Report every line of the data where the string "style" appears.

#### RECORDS FOR THE TASK:
——
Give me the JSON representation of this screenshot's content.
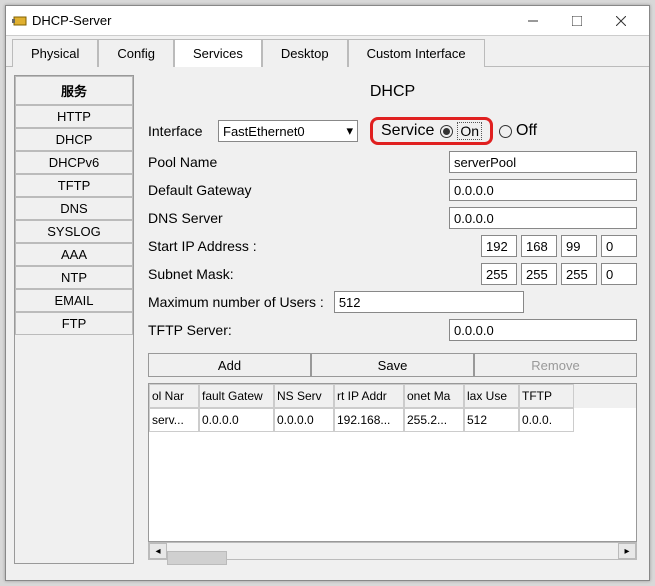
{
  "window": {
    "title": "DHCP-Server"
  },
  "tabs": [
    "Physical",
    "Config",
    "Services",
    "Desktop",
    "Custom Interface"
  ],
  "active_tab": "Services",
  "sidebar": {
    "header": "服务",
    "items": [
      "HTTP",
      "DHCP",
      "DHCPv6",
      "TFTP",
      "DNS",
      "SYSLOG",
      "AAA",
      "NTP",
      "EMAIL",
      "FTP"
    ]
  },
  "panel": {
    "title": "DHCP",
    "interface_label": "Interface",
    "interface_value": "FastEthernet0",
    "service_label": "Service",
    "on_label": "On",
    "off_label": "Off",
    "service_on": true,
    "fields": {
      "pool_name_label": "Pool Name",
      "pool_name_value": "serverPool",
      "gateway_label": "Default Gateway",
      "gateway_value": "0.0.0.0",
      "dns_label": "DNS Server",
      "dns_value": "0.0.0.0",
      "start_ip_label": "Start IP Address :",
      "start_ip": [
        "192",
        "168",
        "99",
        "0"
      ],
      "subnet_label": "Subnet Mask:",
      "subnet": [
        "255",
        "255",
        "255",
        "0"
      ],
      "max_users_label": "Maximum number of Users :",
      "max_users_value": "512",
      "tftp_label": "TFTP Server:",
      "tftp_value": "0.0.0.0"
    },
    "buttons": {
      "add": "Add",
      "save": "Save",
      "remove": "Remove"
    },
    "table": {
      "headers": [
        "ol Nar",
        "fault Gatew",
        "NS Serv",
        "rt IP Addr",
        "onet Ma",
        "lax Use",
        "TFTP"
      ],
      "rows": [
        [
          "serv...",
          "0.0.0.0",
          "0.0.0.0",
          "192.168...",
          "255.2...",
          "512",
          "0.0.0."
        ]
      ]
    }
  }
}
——
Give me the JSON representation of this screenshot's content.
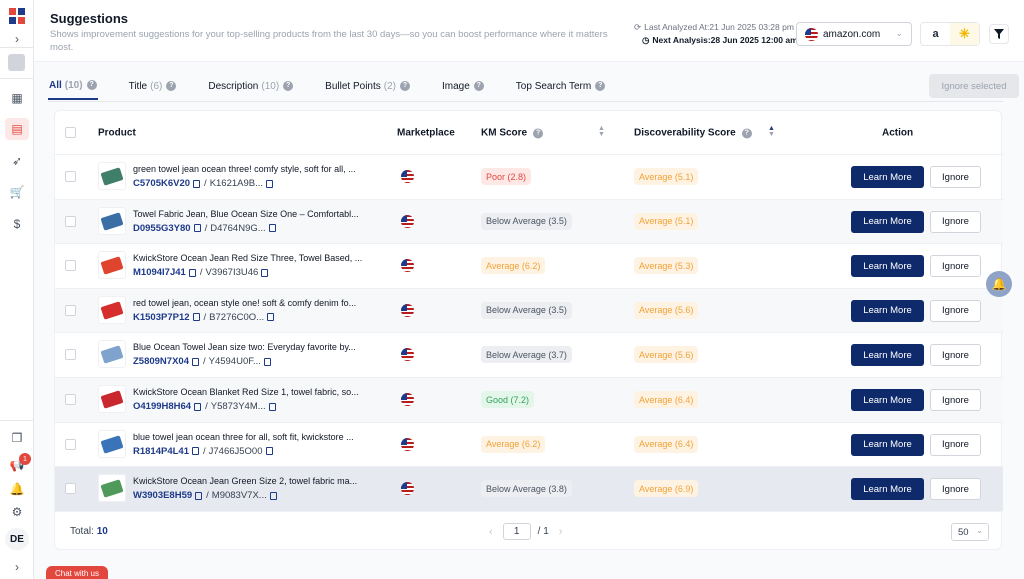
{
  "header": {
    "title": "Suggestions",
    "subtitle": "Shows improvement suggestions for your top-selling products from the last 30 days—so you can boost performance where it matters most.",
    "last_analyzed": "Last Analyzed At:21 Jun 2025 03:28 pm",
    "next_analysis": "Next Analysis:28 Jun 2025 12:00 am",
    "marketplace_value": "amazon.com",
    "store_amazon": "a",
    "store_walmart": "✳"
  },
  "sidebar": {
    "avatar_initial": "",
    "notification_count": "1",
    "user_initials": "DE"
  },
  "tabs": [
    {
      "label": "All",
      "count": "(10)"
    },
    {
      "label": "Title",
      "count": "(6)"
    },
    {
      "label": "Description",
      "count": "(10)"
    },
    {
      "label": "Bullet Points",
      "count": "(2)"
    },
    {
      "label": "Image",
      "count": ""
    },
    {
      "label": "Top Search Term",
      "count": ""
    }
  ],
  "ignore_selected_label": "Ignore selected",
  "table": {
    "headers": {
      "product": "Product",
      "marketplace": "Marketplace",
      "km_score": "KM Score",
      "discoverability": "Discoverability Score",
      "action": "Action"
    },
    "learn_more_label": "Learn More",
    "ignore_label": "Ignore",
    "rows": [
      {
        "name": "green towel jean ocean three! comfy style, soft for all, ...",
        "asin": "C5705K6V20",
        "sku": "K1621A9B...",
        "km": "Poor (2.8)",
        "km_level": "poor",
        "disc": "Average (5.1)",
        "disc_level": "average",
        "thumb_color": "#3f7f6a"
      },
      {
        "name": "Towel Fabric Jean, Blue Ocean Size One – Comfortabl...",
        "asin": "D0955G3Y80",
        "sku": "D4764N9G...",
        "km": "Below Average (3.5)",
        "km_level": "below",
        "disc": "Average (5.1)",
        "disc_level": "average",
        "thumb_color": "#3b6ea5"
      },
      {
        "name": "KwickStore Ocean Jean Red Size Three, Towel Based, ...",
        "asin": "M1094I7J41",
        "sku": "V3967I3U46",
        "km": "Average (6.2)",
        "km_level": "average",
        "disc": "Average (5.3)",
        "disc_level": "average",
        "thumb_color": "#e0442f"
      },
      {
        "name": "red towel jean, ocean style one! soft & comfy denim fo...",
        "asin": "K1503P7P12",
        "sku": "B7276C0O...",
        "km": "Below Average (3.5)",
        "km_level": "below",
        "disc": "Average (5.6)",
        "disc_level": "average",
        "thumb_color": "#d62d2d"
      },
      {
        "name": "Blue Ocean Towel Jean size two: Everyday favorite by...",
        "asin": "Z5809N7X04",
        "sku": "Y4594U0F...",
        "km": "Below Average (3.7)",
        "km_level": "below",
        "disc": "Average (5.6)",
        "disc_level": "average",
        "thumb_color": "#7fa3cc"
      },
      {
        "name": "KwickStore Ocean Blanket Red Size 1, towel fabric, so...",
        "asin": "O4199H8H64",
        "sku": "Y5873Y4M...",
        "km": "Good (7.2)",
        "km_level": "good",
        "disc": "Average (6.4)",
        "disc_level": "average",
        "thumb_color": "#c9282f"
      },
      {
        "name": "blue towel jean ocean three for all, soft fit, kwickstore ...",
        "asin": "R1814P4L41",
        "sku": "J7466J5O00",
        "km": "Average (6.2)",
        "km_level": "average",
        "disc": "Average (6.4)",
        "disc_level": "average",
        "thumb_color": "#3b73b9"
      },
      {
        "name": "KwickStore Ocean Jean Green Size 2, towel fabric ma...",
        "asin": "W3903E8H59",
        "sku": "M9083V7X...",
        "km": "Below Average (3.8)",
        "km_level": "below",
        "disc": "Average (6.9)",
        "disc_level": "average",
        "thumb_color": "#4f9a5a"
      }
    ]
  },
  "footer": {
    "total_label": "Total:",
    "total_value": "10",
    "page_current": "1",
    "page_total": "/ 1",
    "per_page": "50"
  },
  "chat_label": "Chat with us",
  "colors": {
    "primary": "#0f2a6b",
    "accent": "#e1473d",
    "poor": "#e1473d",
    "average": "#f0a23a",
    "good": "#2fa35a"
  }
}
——
#### EXERCISE OUTPUT:
        "name": "green towel jean ocean three! comfy style, soft for all, ...",
        "name": "red towel jean, ocean style one! soft & comfy denim fo...",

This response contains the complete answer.